Mildred Pierce, a widow, is 78-years-old. She has lived all her life in the rural South that she loves. She says, “Rural Southerners are the kindest and friendliest people on God’ earth.”
She loves her five children, 12 grandchildren and two great grandchildren. She loves her home, neighbors and her Baptist Church that is the center of her life. Using the King James of the Bible, she teaches Sunday School and holds Bible Classes in her home on Wednesday evenings for an hour.
Pierce is legally blind, but she says, “I can see clearer today than I could when I had full vision.”
Feisty, she is determined to maintain the quality of life that she has enjoyed all of her life.
Her daughter Anna says, “Mom has been a reader all of her life and a gadget lover. The assortment of technologies that she has startles all of us.”
When she started losing her vision, memory, hand strength and hearing four-to-five years ago, she started reading about Assistive Technology products by a “writer name John Williams.” She asked her family to buy her a low vision product. She has used it since for reading, writing and coloring. She draws nature pictures for her grandchildren and then colors them.
Her desire to remain independent did not stop with acquiring the low vision product. Her joints in her hands began tightening, and she gradually started losing the ability to open and close them. She was unable to use a manual can opener, and so she purchased an electric one that she uses every day five or six times.
She was not done with buying products. She purchased an electric knife sharpener and a microwave oven to cook soup, vegetables, ground beef, hot dogs and tea and coffee. As her memory started fading she was afraid of causing a major fire with her stove.

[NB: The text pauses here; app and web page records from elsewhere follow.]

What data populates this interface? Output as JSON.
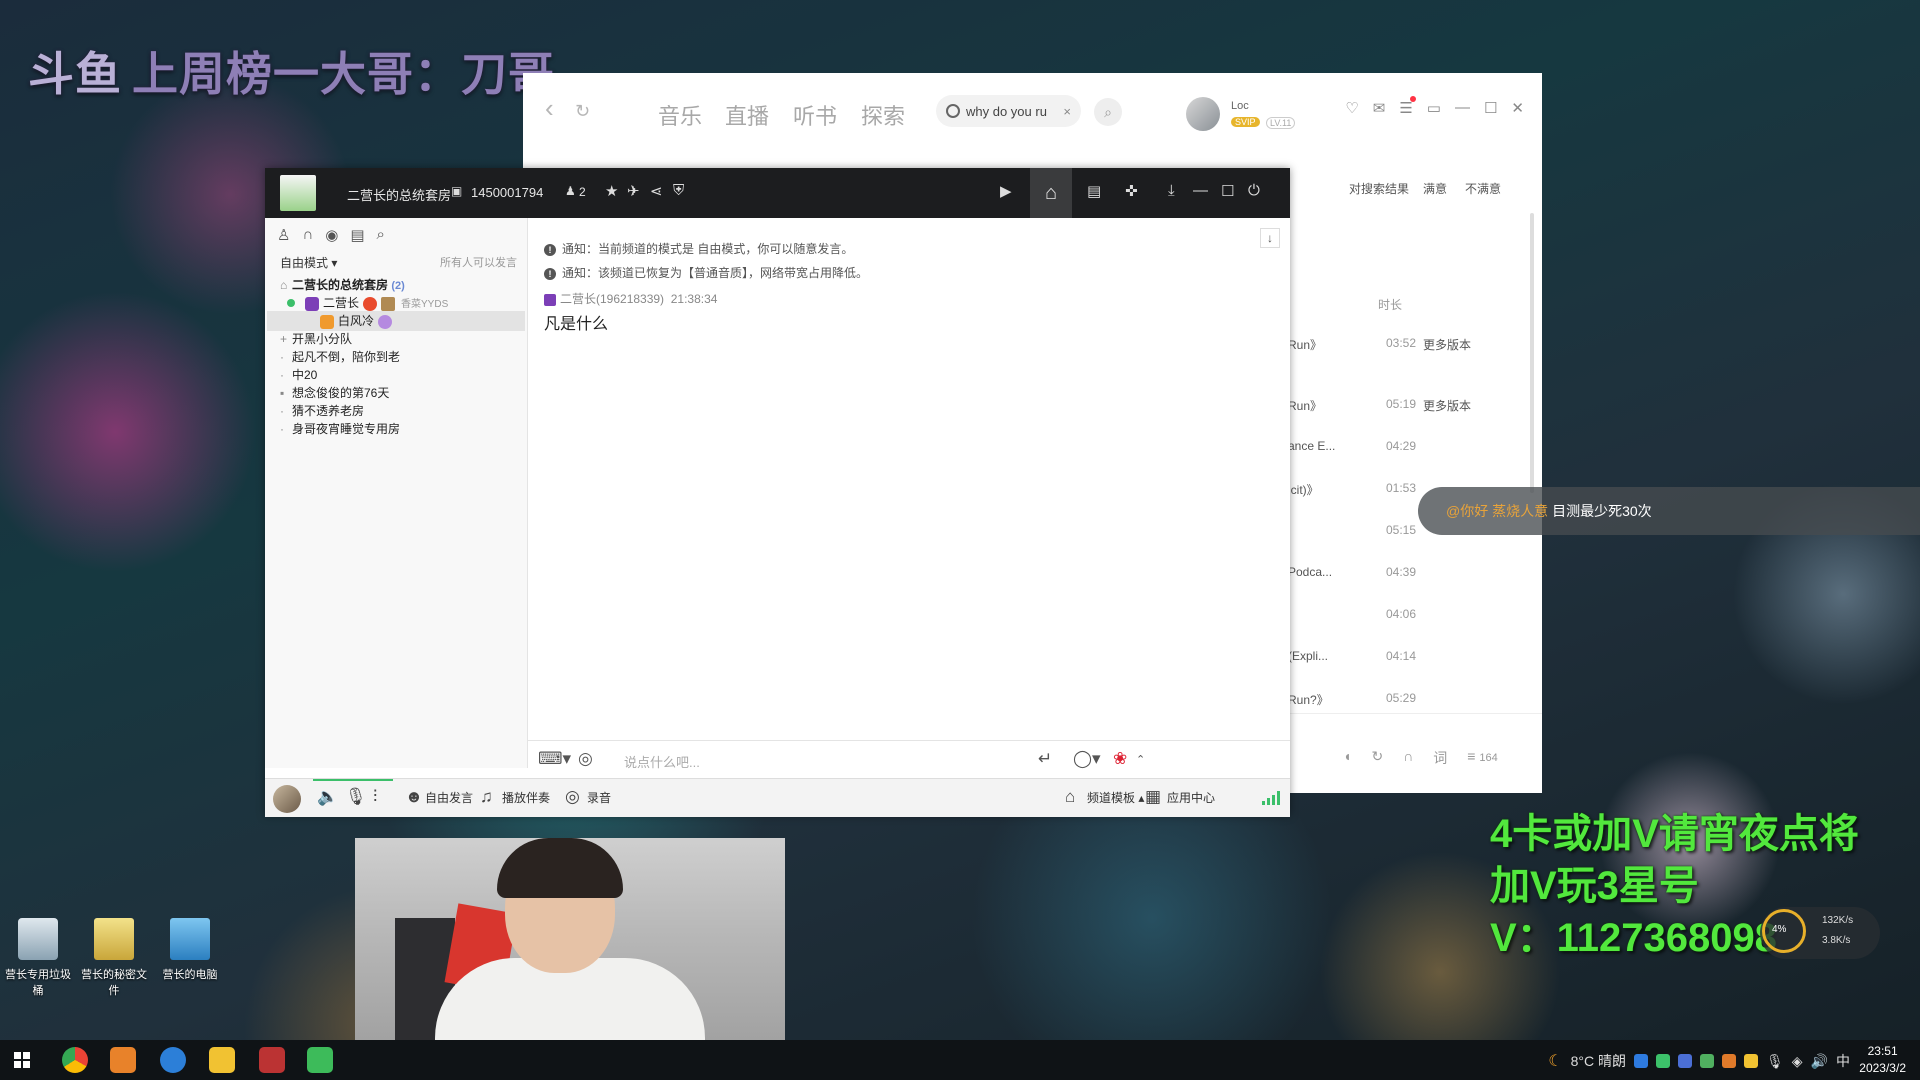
{
  "overlay_top": {
    "logo": "斗鱼",
    "text": "上周榜一大哥：刀哥"
  },
  "music_app": {
    "tabs": [
      "音乐",
      "直播",
      "听书",
      "探索"
    ],
    "search_value": "why do you ru",
    "user_name": "Loc",
    "svip": "SVIP",
    "level": "LV.11",
    "feedback": {
      "question": "对搜索结果",
      "satisfied": "满意",
      "unsatisfied": "不满意"
    },
    "duration_header": "时长",
    "songs": [
      {
        "title": "Run》",
        "duration": "03:52",
        "more": "更多版本"
      },
      {
        "title": "Run》",
        "duration": "05:19",
        "more": "更多版本"
      },
      {
        "title": "ance E...",
        "duration": "04:29",
        "more": ""
      },
      {
        "title": "icit)》",
        "duration": "01:53",
        "more": ""
      },
      {
        "title": "",
        "duration": "05:15",
        "more": ""
      },
      {
        "title": "Podca...",
        "duration": "04:39",
        "more": ""
      },
      {
        "title": "",
        "duration": "04:06",
        "more": ""
      },
      {
        "title": "(Expli...",
        "duration": "04:14",
        "more": ""
      },
      {
        "title": "Run?》",
        "duration": "05:29",
        "more": ""
      }
    ],
    "playlist_count": "164"
  },
  "chat_pill": {
    "user": "@你好 蒸烧人意",
    "message": "目测最少死30次"
  },
  "yy": {
    "room_name": "二营长的总统套房",
    "room_id": "1450001794",
    "online_count": "2",
    "mode": "自由模式",
    "permission": "所有人可以发言",
    "channel_main": "二营长的总统套房",
    "channel_main_count": "(2)",
    "members": [
      {
        "name": "二营长",
        "tag": "香菜YYDS"
      },
      {
        "name": "白风冷",
        "tag": ""
      }
    ],
    "sub_channels": [
      "开黑小分队",
      "起凡不倒，陪你到老",
      "中20",
      "想念俊俊的第76天",
      "猜不透养老房",
      "身哥夜宵睡觉专用房"
    ],
    "notices": [
      "通知：当前频道的模式是 自由模式，你可以随意发言。",
      "通知：该频道已恢复为【普通音质】，网络带宽占用降低。"
    ],
    "message": {
      "sender": "二营长(196218339)",
      "time": "21:38:34",
      "text": "凡是什么"
    },
    "input_placeholder": "说点什么吧...",
    "bottom": {
      "free_speak": "自由发言",
      "play_accompany": "播放伴奏",
      "record": "录音",
      "template": "频道模板",
      "app_center": "应用中心"
    }
  },
  "desktop_icons": [
    {
      "label": "营长专用垃圾桶"
    },
    {
      "label": "营长的秘密文件"
    },
    {
      "label": "营长的电脑"
    }
  ],
  "overlay_right": {
    "line1": "4卡或加V请宵夜点将",
    "line2": "加V玩3星号",
    "line3": "V：1127368098"
  },
  "netspeed": {
    "percent": "4%",
    "up": "132K/s",
    "down": "3.8K/s"
  },
  "taskbar": {
    "weather": "8°C 晴朗",
    "ime": "中",
    "time": "23:51",
    "date": "2023/3/2"
  }
}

"I was forgetting to turn off the stove after I emptied my cooking pans and flying pans,” she said. Twice her forgetfulness caused minor fires.

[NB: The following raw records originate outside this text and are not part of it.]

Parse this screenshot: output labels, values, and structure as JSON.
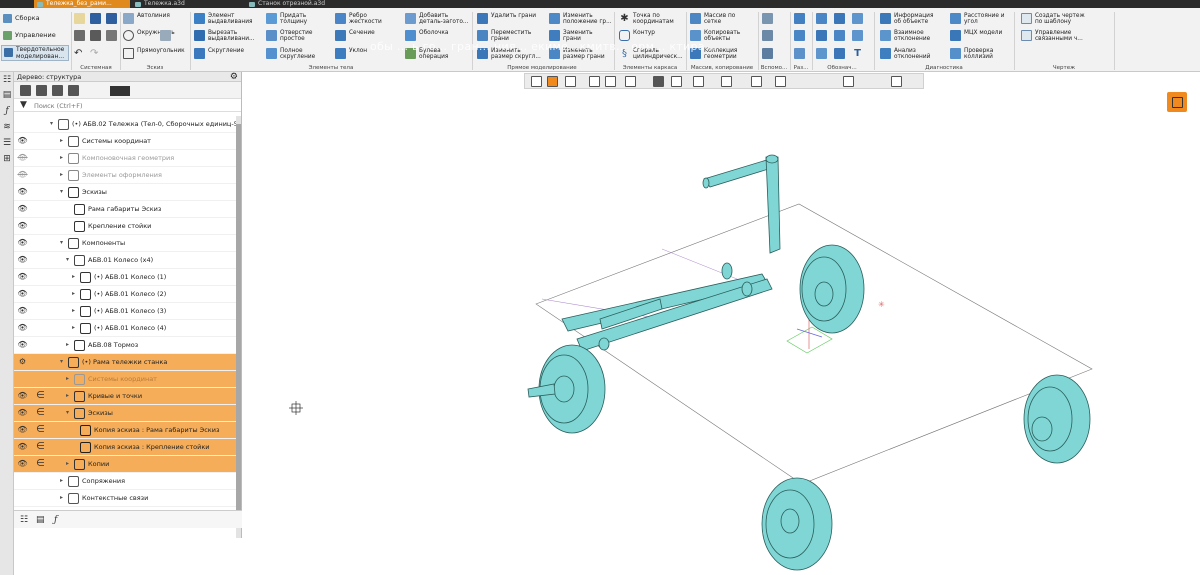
{
  "tabs": [
    "Тележка_без_рами...",
    "Тележка.a3d",
    "Станок отрезной.a3d"
  ],
  "mode_panel": {
    "items": [
      "Сборка",
      "Управление",
      "Твердотельное моделирован..."
    ]
  },
  "ribbon": {
    "group_titles": [
      "Системная",
      "Эскиз",
      "Элементы тела",
      "Прямое моделирование",
      "Элементы каркаса",
      "Массив, копирование",
      "Вспомо...",
      "Раз...",
      "Обознач...",
      "Диагностика",
      "Чертеж"
    ],
    "eskiz": [
      "Автолиния",
      "Окружность",
      "Прямоугольник",
      "Скругление"
    ],
    "body": [
      "Элемент\nвыдавливания",
      "Придать\nтолщину",
      "Ребро\nжесткости",
      "Добавить\nдеталь-загото...",
      "Вырезать\nвыдавливани...",
      "Отверстие\nпростое",
      "Сечение",
      "Оболочка",
      "Скругление",
      "Полное\nскругление",
      "Уклон",
      "Булева\nоперация"
    ],
    "direct": [
      "Удалить грани",
      "Переместить\nграни",
      "Изменить\nразмер скругл...",
      "Изменить\nположение гр...",
      "Заменить\nграни",
      "Изменить\nразмер грани"
    ],
    "frame": [
      "Точка по\nкоординатам",
      "Контур",
      "Спираль\nцилиндрическ..."
    ],
    "array": [
      "Массив по\nсетке",
      "Копировать\nобъекты",
      "Коллекция\nгеометрии"
    ],
    "diag": [
      "Информация\nоб объекте",
      "Взаимное\nотклонение",
      "Анализ\nотклонений",
      "Расстояние и\nугол",
      "МЦХ модели",
      "Проверка\nколлизий"
    ],
    "drawing": [
      "Создать чертеж\nпо шаблону",
      "Управление\nсвязанными ч..."
    ]
  },
  "ghost_text": "обы ... ь го... гран... ния... екиме...кмитв... орм... ктира...",
  "tree": {
    "title": "Дерево: структура",
    "search_placeholder": "Поиск (Ctrl+F)",
    "rows": [
      {
        "label": "(•) АБВ.02 Тележка (Тел-0, Сборочных единиц-5",
        "style": "",
        "sel": false,
        "eye": "",
        "eps": false
      },
      {
        "label": "Системы координат",
        "style": "",
        "sel": false,
        "eye": "open",
        "eps": false
      },
      {
        "label": "Компоновочная геометрия",
        "style": "grey",
        "sel": false,
        "eye": "off",
        "eps": false
      },
      {
        "label": "Элементы оформления",
        "style": "grey",
        "sel": false,
        "eye": "off",
        "eps": false
      },
      {
        "label": "Эскизы",
        "style": "",
        "sel": false,
        "eye": "open",
        "eps": false
      },
      {
        "label": "Рама габариты Эскиз",
        "style": "",
        "sel": false,
        "eye": "open",
        "eps": false
      },
      {
        "label": "Крепление стойки",
        "style": "",
        "sel": false,
        "eye": "open",
        "eps": false
      },
      {
        "label": "Компоненты",
        "style": "",
        "sel": false,
        "eye": "open",
        "eps": false
      },
      {
        "label": "АБВ.01 Колесо (x4)",
        "style": "",
        "sel": false,
        "eye": "open",
        "eps": false
      },
      {
        "label": "(•) АБВ.01 Колесо (1)",
        "style": "",
        "sel": false,
        "eye": "open",
        "eps": false
      },
      {
        "label": "(•) АБВ.01 Колесо (2)",
        "style": "",
        "sel": false,
        "eye": "open",
        "eps": false
      },
      {
        "label": "(•) АБВ.01 Колесо (3)",
        "style": "",
        "sel": false,
        "eye": "open",
        "eps": false
      },
      {
        "label": "(•) АБВ.01 Колесо (4)",
        "style": "",
        "sel": false,
        "eye": "open",
        "eps": false
      },
      {
        "label": "АБВ.08 Тормоз",
        "style": "",
        "sel": false,
        "eye": "open",
        "eps": false
      },
      {
        "label": "(•) Рама тележки станка",
        "style": "",
        "sel": true,
        "eye": "gear",
        "eps": false
      },
      {
        "label": "Системы координат",
        "style": "sgrey",
        "sel": true,
        "eye": "",
        "eps": false
      },
      {
        "label": "Кривые и точки",
        "style": "",
        "sel": true,
        "eye": "open",
        "eps": true
      },
      {
        "label": "Эскизы",
        "style": "",
        "sel": true,
        "eye": "open",
        "eps": true
      },
      {
        "label": "Копия эскиза : Рама габариты Эскиз",
        "style": "",
        "sel": true,
        "eye": "open",
        "eps": true
      },
      {
        "label": "Копия эскиза : Крепление стойки",
        "style": "",
        "sel": true,
        "eye": "open",
        "eps": true
      },
      {
        "label": "Копии",
        "style": "",
        "sel": true,
        "eye": "open",
        "eps": true
      },
      {
        "label": "Сопряжения",
        "style": "",
        "sel": false,
        "eye": "",
        "eps": false
      },
      {
        "label": "Контекстные связи",
        "style": "",
        "sel": false,
        "eye": "",
        "eps": false
      }
    ]
  },
  "colors": {
    "accent": "#f08a1e",
    "selection": "#f5ad59",
    "model": "#7fd6d4",
    "model_edge": "#2a5e5c"
  }
}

Pierce has a telephone in her house that will dial a telephone number when she says a name. She has the names of more than a dozen people on a pad next to the phone. She loves this technology. She says, “Knowing I can call anyone instantly is a relief.”

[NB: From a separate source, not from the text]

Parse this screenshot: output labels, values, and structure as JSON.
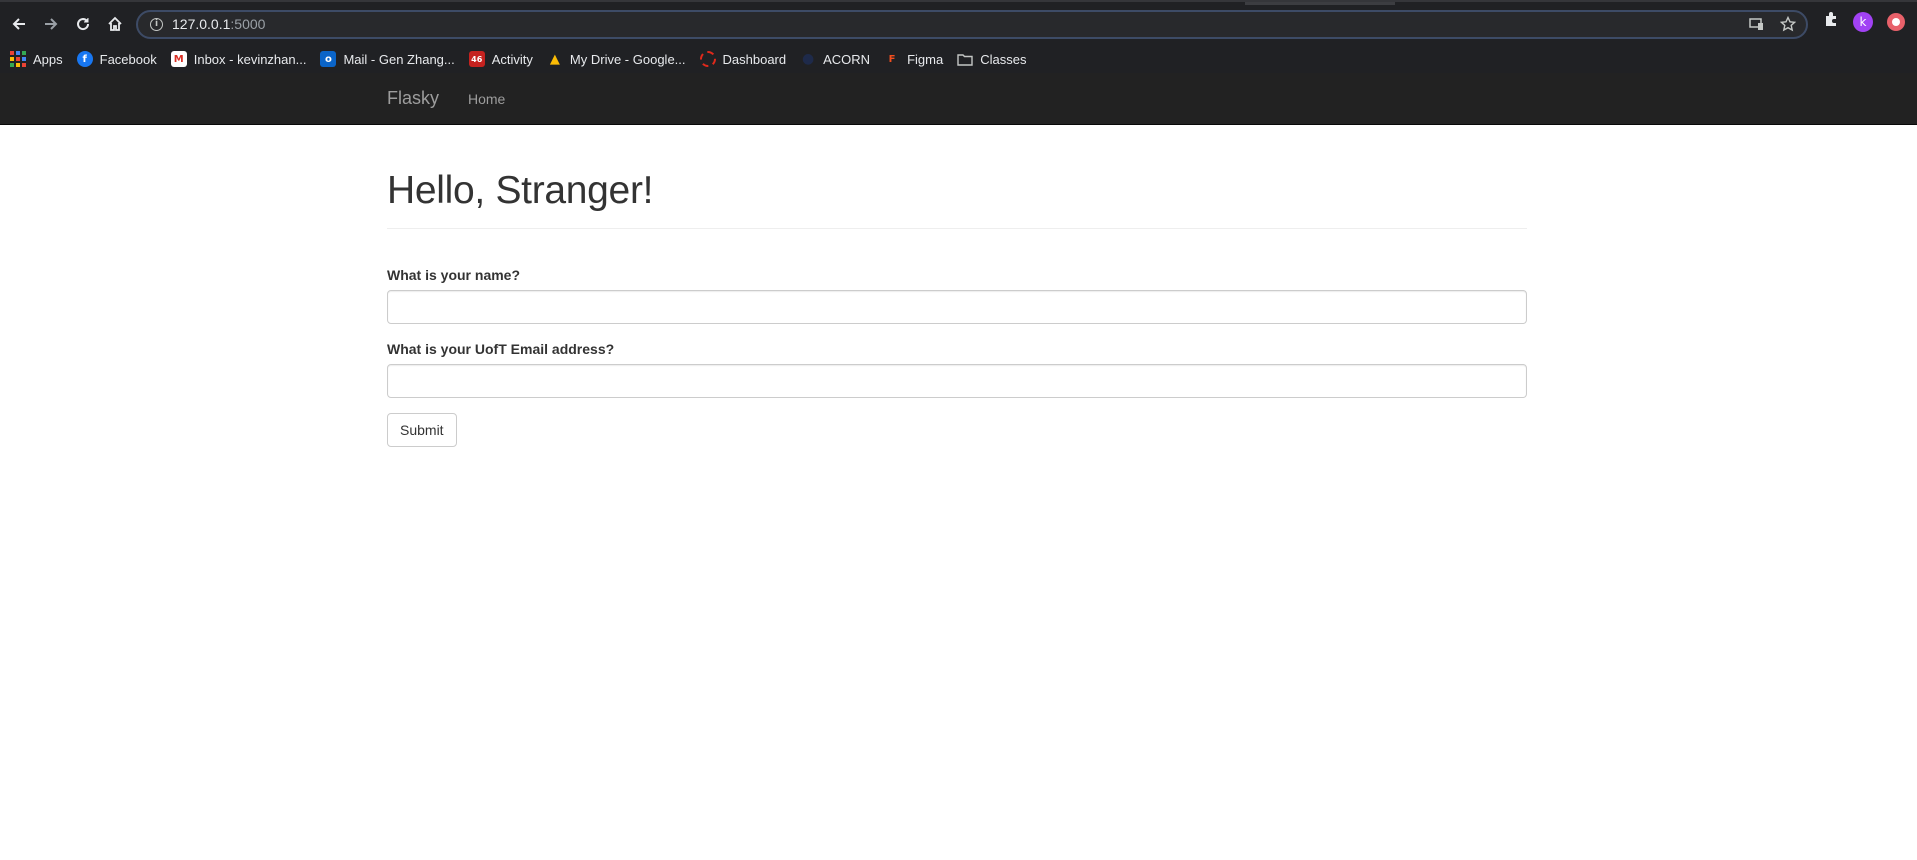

Pierce has not stopped there. Seven months ago her son Paul purchased a laptop computer, and he taught her to send e-mails. A former book editor, she sends half a dozen a day to family members. She enlarges the point size to 24 and adjusts the background color to help her see. She uses a baton to perform word processing functions. The computer has been programmed to turn on at 8:00 a.m. and off at 9:00 p.m.
Pierce is in bed at 9:30 every evening and up at 6:00 a.m. the following day.
“I live a contented life, and all these technologies add to my contentment,” Pierce says.